What’s New in Healthcare: Doctors Successfully Transplant HIV-Infected Organs in the US For the First Time
A new source of transplant organs for patients with HIV has been discovered in the US – which happens to be others with HIV. Physicians from Johns Hopkins Medicine have performed two breakthrough organ transplantations which involve an HIV-positive liver and kidney. These transplantations are considered a historic precedent that will do much to lessen the continuing organ shortage, while paving the way towards similar transplants involving other diseases.
The organs where from a HIV-positive Connecticut woman who died earlier last month (March). Her family decided to donate her organs to those who needed them. Her kidney and liver were successfully transplanted into two recipients, both of whom are HIV-positive. This breakthrough is said to end a 25-year-stretch in which it was illegal in the US to use HIV-positive organs for transplants. The surgery involving the liver was a world’s first, while the kidney transplant was the first in the United States.
Addressing organ shortage
Dr. Dorry L. Segev, transplant surgeon with the Johns Hopkins University School of Medicine, led the team that performed the surgery, and says that he and colleagues first started talking about doing such a procedure six years ago. He said a press statement, “This is an unbelievably exciting day for our hospital and our team, but more importantly for patients living with both HIV and end-stage organ disease. For these individuals, this could mean a new chance at life.”
Segev adds that deceased HIV-positive patients represent an important new source of critically-needed organs for transplants as he estimates that 500 to 600 donors are available each year, which could save over a thousand lives. Since there are about 122,000 people on the transplant waiting list in the US at any given time, of which thousands die each year, these said donations would do much to address the ongoing donor shortage in the United States.
Back in 1988, a law had made it illegal for people with HIV to donate organs when they died. “At that time, in the 1980s, this made sense,” Segev says, “because HIV/AIDS was deadly disease.” And medical accidents with HIV had made transplant teams skittish.
According to Dr. Peter Stock, a transplant surgeon at the University of California, San Francisco, “the virus had been transmitted inadvertently in quite a number of patients with solid-organ transplants.”
But by the 1990s, better treatment allowed people with HIV to live a lot longer than they used to. And that also meant that a lot more of them needed organ transplants.
In a 2010 study, Stock and other scientists found that transplant recipients with HIV did about as well as recipients who were HIV-negative. By that point, doctors in South Africa (where nearly 20 percent of adults under age 50 have HIV) had started successfully transplanting HIV-positive organs.
In November 2013, President Obama reversed the 1980s legal ban on such transplants in the U.S. — with bipartisan support.
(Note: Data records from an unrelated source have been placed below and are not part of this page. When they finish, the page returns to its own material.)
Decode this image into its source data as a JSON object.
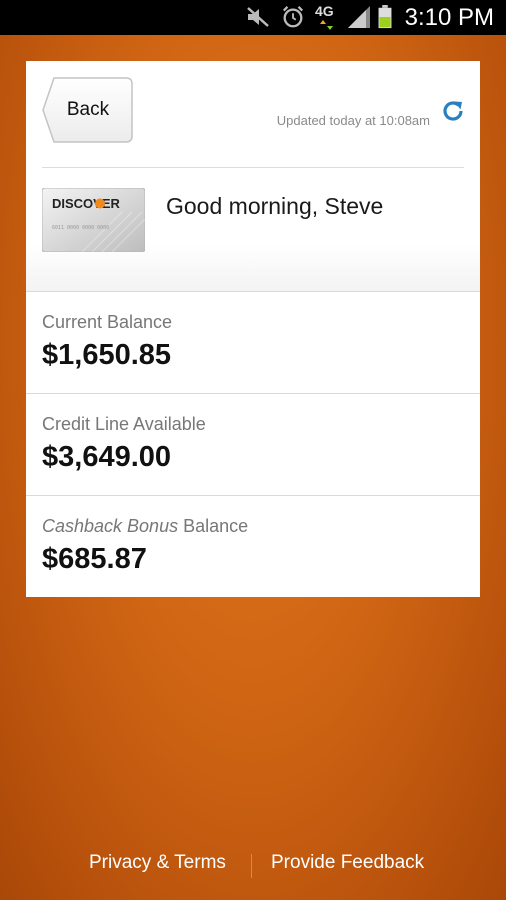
{
  "status_bar": {
    "network": "4G",
    "time": "3:10 PM",
    "icons": [
      "mute-icon",
      "alarm-icon",
      "network-4g-icon",
      "signal-icon",
      "battery-icon"
    ]
  },
  "header": {
    "back_label": "Back",
    "updated_text": "Updated today at 10:08am",
    "refresh_icon": "refresh-icon"
  },
  "account": {
    "card_brand": "DISCOVER",
    "card_number": "6011 0000 0000 0000",
    "greeting": "Good morning, Steve"
  },
  "balances": [
    {
      "label": "Current Balance",
      "value": "$1,650.85"
    },
    {
      "label": "Credit Line Available",
      "value": "$3,649.00"
    },
    {
      "label_italic": "Cashback Bonus",
      "label_rest": " Balance",
      "value": "$685.87"
    }
  ],
  "footer": {
    "privacy_label": "Privacy & Terms",
    "feedback_label": "Provide Feedback"
  },
  "colors": {
    "background": "#d06614",
    "accent_blue": "#2a7fc0",
    "discover_orange": "#f08a1c",
    "battery_green": "#9bd11c"
  }
}
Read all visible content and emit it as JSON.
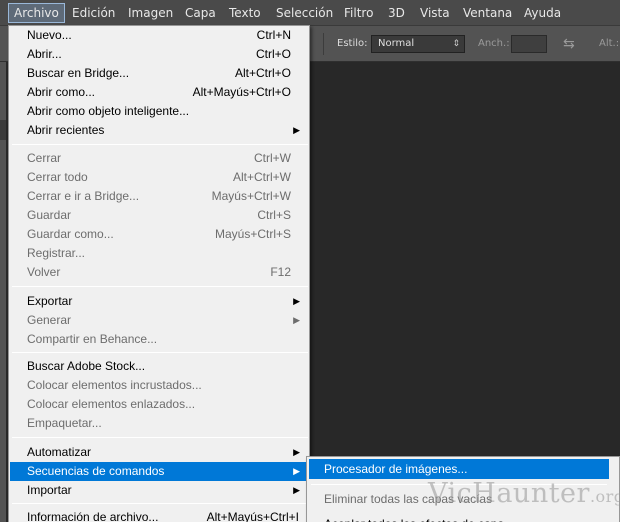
{
  "menubar": {
    "items": [
      "Archivo",
      "Edición",
      "Imagen",
      "Capa",
      "Texto",
      "Selección",
      "Filtro",
      "3D",
      "Vista",
      "Ventana",
      "Ayuda"
    ]
  },
  "options_bar": {
    "estilo_label": "Estilo:",
    "estilo_value": "Normal",
    "anch_label": "Anch.:",
    "alt_label": "Alt.:"
  },
  "file_menu": {
    "groups": [
      [
        {
          "label": "Nuevo...",
          "shortcut": "Ctrl+N",
          "enabled": true
        },
        {
          "label": "Abrir...",
          "shortcut": "Ctrl+O",
          "enabled": true
        },
        {
          "label": "Buscar en Bridge...",
          "shortcut": "Alt+Ctrl+O",
          "enabled": true
        },
        {
          "label": "Abrir como...",
          "shortcut": "Alt+Mayús+Ctrl+O",
          "enabled": true
        },
        {
          "label": "Abrir como objeto inteligente...",
          "shortcut": "",
          "enabled": true
        },
        {
          "label": "Abrir recientes",
          "shortcut": "",
          "enabled": true,
          "submenu": true
        }
      ],
      [
        {
          "label": "Cerrar",
          "shortcut": "Ctrl+W",
          "enabled": false
        },
        {
          "label": "Cerrar todo",
          "shortcut": "Alt+Ctrl+W",
          "enabled": false
        },
        {
          "label": "Cerrar e ir a Bridge...",
          "shortcut": "Mayús+Ctrl+W",
          "enabled": false
        },
        {
          "label": "Guardar",
          "shortcut": "Ctrl+S",
          "enabled": false
        },
        {
          "label": "Guardar como...",
          "shortcut": "Mayús+Ctrl+S",
          "enabled": false
        },
        {
          "label": "Registrar...",
          "shortcut": "",
          "enabled": false
        },
        {
          "label": "Volver",
          "shortcut": "F12",
          "enabled": false
        }
      ],
      [
        {
          "label": "Exportar",
          "shortcut": "",
          "enabled": true,
          "submenu": true
        },
        {
          "label": "Generar",
          "shortcut": "",
          "enabled": false,
          "submenu": true
        },
        {
          "label": "Compartir en Behance...",
          "shortcut": "",
          "enabled": false
        }
      ],
      [
        {
          "label": "Buscar Adobe Stock...",
          "shortcut": "",
          "enabled": true
        },
        {
          "label": "Colocar elementos incrustados...",
          "shortcut": "",
          "enabled": false
        },
        {
          "label": "Colocar elementos enlazados...",
          "shortcut": "",
          "enabled": false
        },
        {
          "label": "Empaquetar...",
          "shortcut": "",
          "enabled": false
        }
      ],
      [
        {
          "label": "Automatizar",
          "shortcut": "",
          "enabled": true,
          "submenu": true
        },
        {
          "label": "Secuencias de comandos",
          "shortcut": "",
          "enabled": true,
          "submenu": true,
          "highlighted": true
        },
        {
          "label": "Importar",
          "shortcut": "",
          "enabled": true,
          "submenu": true
        }
      ],
      [
        {
          "label": "Información de archivo...",
          "shortcut": "Alt+Mayús+Ctrl+I",
          "enabled": true
        }
      ]
    ]
  },
  "scripts_submenu": {
    "items": [
      {
        "label": "Procesador de imágenes...",
        "enabled": true,
        "highlighted": true
      },
      {
        "label": "Eliminar todas las capas vacías",
        "enabled": false
      },
      {
        "label": "Acoplar todos los efectos de capa",
        "enabled": true
      }
    ]
  },
  "watermark": {
    "text": "VicHaunter",
    "tld": ".org"
  },
  "colors": {
    "menu_highlight": "#0078d7",
    "menu_background": "#f0f0f0",
    "workspace": "#282828"
  }
}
A first in the US
The surgery was made possible with the passage of the HIV Organ Policy Equity Act of 2013 and the recent approval from the United Network for Organ Sharing. The policy reversal was motivated by recent advances in antiretroviral drugs and other therapies which have done much to lessen the toll of HIV/AIDS (however these therapies often cause liver or kidney failure). Furthermore, surgeons have developed techniques and protocols to make sure that the HIV virus doesn’t spread to the medical team.
Segev said, “this was a six-year challenge that involved identifying a problem that affected our patients, doing the research to better understand that problem, taking that to the Hill, getting the bill passed.” Currently, he and his colleagues are working to make sure that the two patients (one is already at home, the other recovering in the hospital) who got these organs stay healthy. The doctors also are working with 30 other hospitals in the U.S. to get similar surgeries going across the country.
In the future, transplants could involve other organs, such as lungs, pancreas, and intestines. Likewise, this milestone could influence similar surgeries for patients infected with other communicable diseases, such as hepatitis C. At present, surgical teams from two different US universities are planning to use hep-C-infected kidneys for transplants later this year.